__Exercise aim__.
For the material that follows, state the number of lines where "vertically" occurs, and add nothing.

__Input material__.
########

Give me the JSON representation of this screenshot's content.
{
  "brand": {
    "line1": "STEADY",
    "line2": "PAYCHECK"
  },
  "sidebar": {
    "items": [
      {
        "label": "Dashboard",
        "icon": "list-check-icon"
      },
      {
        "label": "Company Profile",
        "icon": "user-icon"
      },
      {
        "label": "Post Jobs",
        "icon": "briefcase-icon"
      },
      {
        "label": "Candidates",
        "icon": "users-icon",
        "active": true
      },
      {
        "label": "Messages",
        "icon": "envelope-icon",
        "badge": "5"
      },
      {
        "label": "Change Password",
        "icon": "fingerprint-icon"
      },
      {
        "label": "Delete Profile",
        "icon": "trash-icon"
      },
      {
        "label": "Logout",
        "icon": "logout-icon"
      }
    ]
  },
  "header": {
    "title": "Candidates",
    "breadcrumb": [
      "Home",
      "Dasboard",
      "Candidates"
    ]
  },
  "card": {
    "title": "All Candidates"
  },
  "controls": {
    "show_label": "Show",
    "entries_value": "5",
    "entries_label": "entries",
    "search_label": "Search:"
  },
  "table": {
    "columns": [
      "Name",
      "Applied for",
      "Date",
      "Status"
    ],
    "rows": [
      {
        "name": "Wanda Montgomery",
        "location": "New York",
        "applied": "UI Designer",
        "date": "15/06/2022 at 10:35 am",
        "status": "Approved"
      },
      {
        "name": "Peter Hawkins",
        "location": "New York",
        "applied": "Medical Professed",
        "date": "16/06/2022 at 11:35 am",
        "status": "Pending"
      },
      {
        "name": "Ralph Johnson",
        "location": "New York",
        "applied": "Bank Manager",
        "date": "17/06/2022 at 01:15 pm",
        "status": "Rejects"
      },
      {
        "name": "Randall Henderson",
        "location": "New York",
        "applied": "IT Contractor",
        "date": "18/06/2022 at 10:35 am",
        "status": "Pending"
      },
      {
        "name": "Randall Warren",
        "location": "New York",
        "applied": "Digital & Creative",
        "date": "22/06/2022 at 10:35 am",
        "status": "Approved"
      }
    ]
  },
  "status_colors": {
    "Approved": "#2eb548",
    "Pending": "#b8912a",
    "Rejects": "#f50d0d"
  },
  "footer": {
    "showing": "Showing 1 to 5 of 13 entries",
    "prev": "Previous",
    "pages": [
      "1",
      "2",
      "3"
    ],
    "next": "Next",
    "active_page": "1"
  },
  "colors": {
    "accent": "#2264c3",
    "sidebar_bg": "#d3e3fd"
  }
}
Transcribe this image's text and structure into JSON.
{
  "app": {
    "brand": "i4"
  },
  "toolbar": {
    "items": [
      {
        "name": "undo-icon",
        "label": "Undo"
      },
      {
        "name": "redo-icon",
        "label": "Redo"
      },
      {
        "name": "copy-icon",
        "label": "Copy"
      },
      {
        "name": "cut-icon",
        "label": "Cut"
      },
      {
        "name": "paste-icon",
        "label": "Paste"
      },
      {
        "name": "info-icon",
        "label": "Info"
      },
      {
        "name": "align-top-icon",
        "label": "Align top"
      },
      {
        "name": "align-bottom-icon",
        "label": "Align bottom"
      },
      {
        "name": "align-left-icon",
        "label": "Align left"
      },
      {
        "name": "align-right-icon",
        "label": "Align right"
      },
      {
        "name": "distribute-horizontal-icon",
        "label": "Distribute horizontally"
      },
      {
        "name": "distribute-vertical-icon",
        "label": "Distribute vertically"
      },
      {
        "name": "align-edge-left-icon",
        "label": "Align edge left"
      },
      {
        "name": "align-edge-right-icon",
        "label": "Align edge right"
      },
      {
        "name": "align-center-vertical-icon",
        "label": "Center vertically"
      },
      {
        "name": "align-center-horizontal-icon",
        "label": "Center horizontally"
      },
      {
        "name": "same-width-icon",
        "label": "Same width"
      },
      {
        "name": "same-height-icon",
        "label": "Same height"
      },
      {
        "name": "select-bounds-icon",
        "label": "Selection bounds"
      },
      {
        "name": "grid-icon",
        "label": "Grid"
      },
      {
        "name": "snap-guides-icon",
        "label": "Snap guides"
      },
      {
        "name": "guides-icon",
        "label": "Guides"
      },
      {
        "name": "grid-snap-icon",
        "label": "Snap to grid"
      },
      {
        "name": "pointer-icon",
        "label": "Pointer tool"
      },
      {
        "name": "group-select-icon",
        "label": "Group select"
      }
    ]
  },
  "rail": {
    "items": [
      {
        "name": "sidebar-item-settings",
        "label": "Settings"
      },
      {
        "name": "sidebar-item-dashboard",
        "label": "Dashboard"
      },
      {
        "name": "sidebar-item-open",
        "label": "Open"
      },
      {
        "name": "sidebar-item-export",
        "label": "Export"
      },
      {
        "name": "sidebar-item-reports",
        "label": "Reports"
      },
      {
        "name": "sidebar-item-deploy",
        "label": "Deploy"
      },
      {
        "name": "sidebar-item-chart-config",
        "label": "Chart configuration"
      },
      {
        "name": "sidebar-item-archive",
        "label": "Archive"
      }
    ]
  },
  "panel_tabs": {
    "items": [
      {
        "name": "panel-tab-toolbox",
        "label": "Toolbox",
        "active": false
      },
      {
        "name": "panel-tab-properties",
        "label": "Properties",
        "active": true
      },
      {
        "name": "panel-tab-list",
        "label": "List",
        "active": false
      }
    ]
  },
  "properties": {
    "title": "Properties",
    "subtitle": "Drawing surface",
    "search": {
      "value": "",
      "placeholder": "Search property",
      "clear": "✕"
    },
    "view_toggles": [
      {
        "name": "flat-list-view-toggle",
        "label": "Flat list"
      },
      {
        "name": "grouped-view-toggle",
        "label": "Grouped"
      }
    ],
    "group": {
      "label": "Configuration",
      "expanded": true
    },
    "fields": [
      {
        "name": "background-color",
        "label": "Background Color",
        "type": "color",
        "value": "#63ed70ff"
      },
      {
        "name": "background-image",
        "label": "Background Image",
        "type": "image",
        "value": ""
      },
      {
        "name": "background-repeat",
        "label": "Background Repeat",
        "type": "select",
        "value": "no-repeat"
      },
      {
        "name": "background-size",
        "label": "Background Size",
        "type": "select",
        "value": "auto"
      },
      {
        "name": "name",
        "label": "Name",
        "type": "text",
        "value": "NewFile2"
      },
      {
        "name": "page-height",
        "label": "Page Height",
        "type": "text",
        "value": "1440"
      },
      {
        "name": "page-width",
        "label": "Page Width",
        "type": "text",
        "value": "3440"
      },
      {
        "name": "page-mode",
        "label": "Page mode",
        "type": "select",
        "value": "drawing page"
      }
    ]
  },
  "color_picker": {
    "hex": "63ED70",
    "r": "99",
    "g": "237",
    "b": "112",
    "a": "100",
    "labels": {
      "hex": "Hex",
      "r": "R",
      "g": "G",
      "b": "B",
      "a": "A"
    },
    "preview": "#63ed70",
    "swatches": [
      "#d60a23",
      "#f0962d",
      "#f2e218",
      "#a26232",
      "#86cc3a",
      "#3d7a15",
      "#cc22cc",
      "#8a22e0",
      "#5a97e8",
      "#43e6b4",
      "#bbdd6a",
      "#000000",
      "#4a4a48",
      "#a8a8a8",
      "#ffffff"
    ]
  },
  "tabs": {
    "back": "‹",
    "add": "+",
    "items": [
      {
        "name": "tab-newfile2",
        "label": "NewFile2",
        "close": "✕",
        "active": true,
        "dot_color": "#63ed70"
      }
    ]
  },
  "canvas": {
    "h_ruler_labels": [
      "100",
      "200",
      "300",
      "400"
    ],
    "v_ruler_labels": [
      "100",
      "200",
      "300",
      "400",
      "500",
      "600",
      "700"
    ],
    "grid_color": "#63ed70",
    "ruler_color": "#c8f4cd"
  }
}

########

__Solution to this exercise__.
2